App and web page records:
-*-

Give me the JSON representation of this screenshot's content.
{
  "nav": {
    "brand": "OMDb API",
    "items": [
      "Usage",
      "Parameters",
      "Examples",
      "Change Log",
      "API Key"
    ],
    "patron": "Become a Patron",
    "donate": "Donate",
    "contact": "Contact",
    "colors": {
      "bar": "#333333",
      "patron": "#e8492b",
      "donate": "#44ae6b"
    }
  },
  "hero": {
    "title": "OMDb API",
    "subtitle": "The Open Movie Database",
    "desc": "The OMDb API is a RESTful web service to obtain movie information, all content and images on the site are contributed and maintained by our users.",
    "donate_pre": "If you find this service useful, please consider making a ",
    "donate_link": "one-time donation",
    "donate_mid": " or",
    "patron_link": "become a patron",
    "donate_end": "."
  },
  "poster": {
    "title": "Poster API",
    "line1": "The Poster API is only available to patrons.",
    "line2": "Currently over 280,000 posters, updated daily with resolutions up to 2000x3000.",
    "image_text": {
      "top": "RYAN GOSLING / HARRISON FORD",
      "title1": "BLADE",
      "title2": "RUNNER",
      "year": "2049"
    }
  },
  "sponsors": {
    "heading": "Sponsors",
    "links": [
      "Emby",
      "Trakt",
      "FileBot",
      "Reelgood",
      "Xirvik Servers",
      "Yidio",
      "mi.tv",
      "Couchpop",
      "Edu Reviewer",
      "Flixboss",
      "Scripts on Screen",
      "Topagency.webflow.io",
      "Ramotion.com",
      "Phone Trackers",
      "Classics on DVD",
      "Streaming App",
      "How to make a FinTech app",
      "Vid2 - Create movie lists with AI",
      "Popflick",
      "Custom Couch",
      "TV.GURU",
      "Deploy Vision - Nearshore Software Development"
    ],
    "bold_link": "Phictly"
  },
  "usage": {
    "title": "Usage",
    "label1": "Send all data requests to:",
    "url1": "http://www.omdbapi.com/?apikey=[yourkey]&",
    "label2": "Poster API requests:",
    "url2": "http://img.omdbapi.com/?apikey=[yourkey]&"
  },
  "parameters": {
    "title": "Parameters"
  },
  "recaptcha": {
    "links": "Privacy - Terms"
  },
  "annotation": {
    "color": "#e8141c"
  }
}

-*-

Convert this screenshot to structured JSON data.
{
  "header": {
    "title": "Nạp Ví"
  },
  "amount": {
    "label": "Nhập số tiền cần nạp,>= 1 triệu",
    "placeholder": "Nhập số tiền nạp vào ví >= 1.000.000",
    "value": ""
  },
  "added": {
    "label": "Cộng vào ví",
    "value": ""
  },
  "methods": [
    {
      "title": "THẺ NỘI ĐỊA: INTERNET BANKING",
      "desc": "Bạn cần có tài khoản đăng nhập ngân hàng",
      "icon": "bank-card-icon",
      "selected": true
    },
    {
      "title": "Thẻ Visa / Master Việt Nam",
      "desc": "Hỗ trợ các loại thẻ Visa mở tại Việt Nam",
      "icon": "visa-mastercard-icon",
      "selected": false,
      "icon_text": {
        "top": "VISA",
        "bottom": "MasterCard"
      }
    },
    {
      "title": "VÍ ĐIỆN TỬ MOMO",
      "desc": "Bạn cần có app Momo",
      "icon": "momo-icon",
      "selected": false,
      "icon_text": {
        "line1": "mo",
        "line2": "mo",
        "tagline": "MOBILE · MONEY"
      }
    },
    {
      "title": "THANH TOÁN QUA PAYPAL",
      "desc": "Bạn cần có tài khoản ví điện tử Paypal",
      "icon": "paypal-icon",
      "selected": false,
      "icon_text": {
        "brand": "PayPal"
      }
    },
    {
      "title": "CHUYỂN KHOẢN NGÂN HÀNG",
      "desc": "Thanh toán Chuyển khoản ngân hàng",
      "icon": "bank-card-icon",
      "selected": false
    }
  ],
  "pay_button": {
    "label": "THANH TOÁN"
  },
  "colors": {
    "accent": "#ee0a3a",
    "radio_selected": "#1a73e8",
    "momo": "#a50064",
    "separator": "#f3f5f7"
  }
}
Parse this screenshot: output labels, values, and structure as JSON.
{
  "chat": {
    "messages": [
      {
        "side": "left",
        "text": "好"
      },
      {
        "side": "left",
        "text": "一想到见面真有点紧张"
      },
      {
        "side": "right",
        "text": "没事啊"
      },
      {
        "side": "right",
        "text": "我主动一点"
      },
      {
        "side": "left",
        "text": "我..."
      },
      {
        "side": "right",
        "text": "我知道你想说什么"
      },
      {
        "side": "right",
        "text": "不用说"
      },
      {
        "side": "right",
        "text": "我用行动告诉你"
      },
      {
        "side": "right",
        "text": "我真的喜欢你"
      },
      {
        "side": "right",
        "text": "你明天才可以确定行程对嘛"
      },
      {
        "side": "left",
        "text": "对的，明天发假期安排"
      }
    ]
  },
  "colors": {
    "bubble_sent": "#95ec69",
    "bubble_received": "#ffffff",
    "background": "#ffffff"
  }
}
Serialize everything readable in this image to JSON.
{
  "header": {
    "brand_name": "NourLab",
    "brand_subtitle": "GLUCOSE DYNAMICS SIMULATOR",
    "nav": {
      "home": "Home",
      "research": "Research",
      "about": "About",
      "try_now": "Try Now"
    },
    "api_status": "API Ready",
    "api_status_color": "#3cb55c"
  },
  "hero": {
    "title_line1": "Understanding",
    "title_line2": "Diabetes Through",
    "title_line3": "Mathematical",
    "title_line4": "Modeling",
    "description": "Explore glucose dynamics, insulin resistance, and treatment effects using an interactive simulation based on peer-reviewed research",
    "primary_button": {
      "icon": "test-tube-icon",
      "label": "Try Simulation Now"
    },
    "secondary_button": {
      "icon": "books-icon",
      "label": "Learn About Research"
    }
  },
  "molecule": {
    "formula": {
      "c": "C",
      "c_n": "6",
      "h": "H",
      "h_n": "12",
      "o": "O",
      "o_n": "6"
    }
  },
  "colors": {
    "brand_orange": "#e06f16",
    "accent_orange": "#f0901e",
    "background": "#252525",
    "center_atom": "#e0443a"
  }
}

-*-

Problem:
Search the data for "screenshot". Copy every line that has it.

Reply to the exercise:
Give me the JSON representation of this screenshot's content.
Convert this screenshot to structured JSON data.
Parse this screenshot: output labels, values, and structure as JSON.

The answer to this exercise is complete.